The teacher called her husband to come and get her in his Holden because she couldn’t cope anymore. This was only her first month out of teacher’s college and it was all a bit much. Her husband arrived and said gruffly ‘Are ya right, luv?’ He lit up a cigarette, and they shared it, trembling. She vomited after the second puff, mostly from the strain of the day. They left without letting anybody know, got in the Holden and pissed off. Chaos reigned.
The bored kids in the other classrooms looked through their school window and saw the other children coming back from the river with fresh eels slung up over their shoulders and cried out to their own teacher.
“Hey Miss, those kids have got eels over their shoulders.”
The teacher walked to the window to check, left her own classroom to find the other class empty and then went to tell the headmaster. The headmaster summoned one of the older and more sensible children in the class to his office and asked for an account of what had happened.
That night there was a report on the 6 o’clock news.
Today in Ohakune, four children mysteriously disappear from a classroom. Eyewitnesses from the scene say they were taken up ‘into the sky’ without leaving any damage to the classroom roof. Rangi Tuwhare speaks from the scene of the incident.
Footage of a chubby kid, clutching a pie came onto the screen.
‘They just got sucked up, eh,’ he said and did the bunny fingers over the head of the kid standing next to him.
The parents, also hungry for their fifteen minutes crowded around the camera, nudging each other out of the way, vying for centre stage. One of the mothers said,
“When he didn’t come home for his fish and chips I got really worried. I usually send him down to the shop for my smokes after he’s had his tea. I didn’t have a clue where he’d gone. Nobody from the school even called me.”
One of the middle class mothers who had recently moved down from Auckland got on her high horse and said “My child has disappeared and nobody has a clue where she’s gone. I want this thoroughly investigated. Somebody has to be held accountable.”

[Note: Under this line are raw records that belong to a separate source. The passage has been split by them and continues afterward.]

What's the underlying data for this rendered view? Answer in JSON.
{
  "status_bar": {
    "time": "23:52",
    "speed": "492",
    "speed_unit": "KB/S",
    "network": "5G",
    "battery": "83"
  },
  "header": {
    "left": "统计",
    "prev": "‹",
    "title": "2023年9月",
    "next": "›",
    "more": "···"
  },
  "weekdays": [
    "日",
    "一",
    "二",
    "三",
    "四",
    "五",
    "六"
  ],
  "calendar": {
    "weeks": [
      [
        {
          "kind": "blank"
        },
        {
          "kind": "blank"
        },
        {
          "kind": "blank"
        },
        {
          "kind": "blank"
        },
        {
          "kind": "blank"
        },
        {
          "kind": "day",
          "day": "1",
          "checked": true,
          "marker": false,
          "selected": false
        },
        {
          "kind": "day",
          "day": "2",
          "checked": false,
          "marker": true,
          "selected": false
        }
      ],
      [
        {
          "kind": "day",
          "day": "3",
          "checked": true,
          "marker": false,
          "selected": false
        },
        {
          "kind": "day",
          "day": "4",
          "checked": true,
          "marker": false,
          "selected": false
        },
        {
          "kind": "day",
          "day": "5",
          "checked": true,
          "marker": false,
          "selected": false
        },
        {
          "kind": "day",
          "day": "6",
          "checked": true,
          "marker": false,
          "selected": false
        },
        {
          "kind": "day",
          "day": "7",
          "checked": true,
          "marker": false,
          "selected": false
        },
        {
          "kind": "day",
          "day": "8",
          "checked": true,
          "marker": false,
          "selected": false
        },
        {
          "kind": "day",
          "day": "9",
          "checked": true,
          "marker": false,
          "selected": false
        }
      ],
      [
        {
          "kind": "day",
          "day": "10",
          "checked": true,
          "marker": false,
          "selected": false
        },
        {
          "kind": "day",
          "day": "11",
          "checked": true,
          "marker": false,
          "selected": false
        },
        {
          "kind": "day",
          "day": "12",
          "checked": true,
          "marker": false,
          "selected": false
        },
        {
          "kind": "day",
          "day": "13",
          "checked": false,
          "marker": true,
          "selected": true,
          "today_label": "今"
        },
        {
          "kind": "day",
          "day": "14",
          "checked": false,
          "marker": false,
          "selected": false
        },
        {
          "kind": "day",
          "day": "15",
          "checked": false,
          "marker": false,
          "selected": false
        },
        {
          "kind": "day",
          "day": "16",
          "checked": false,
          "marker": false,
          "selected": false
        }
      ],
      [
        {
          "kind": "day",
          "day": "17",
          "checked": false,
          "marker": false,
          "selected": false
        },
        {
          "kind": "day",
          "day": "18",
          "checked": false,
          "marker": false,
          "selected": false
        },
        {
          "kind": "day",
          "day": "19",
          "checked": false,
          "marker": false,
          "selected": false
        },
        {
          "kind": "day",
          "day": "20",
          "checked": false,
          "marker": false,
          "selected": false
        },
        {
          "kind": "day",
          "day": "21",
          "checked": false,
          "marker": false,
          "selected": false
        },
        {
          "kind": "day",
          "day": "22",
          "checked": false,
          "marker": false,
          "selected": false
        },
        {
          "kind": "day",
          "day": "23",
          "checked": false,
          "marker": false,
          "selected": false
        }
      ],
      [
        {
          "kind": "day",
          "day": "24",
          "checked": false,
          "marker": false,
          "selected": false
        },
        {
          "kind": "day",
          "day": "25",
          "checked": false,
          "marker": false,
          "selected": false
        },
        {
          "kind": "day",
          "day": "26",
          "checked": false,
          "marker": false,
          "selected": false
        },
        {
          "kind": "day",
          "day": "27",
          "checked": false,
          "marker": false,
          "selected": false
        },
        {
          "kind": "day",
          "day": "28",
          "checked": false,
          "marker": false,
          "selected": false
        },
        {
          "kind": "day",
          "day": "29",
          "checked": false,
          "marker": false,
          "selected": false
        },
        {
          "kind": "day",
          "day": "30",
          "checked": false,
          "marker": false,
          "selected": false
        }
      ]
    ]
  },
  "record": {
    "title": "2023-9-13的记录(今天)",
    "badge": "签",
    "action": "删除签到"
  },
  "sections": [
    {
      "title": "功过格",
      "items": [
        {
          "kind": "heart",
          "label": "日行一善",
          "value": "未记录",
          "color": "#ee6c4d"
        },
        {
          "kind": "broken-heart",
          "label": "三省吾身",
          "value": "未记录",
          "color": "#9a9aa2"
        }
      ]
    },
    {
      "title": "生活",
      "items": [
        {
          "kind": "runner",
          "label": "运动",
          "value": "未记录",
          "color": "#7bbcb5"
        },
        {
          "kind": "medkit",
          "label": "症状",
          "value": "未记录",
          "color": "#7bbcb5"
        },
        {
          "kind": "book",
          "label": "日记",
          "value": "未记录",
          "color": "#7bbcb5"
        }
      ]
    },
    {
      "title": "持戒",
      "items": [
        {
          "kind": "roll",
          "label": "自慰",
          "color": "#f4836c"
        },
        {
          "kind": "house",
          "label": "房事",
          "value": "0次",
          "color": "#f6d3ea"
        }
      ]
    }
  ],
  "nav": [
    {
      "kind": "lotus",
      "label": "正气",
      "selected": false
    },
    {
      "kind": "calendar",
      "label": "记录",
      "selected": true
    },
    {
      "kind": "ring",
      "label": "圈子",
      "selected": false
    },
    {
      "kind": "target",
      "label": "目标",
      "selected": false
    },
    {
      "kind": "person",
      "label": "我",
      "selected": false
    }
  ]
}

The Ministry of Education said they would get involved, but in reality were completely ineffectual.
The following Monday two policemen came to the school. They talked to the teachers and several of the pupils. They entered the headmaster's’ office and had a quiet word. They left none the wiser.
An inexplicable mystery, one of the cops wrote in his notes, but didn’t dare hand it in to his boss as an explanation.
An inexplicable mystery it was and an inexplicable mystery it remained, at least here on Earth. In the heavens they knew the answer, but God kept his secrets close to his chest and the new recruits worked in ways which seemed perplexing and strange.
Laura Solomon has a 2.1 in English Literature (Victoria University, 1997) and a Masters degree in Computer Science (University of London, 2003). Her books include Black Light, Nothing Lasting, Alternative Medicine, An Imitation of Life, Instant Messages, Vera Magpie, Hilary and David, In Vitro, The Shingle Bar Taniwha and Other Stories, University Days, Freda Kahlo's Cry and Brain Graft.
She has won prizes in Bridport, Edwin Morgan, Ware Poets, Willesden Herald, Mere Literary Festival, and Essex Poetry Festival competitions.
She was short-listed for the 2009 Virginia Prize and the 2014 International Rubery Award and won the 2009 Proverse Prize. She has had work accepted in the Edinburgh Review and Wasafiri (UK), Takahe and Landfall (NZ). She has judged the Sentinel Quarterly Short Story Competition. Her play 'The Dummy Bride' was part of the 1996 Wellington Fringe Festival and her play 'Sprout' was part of the 2005 Edinburgh Fringe Festival.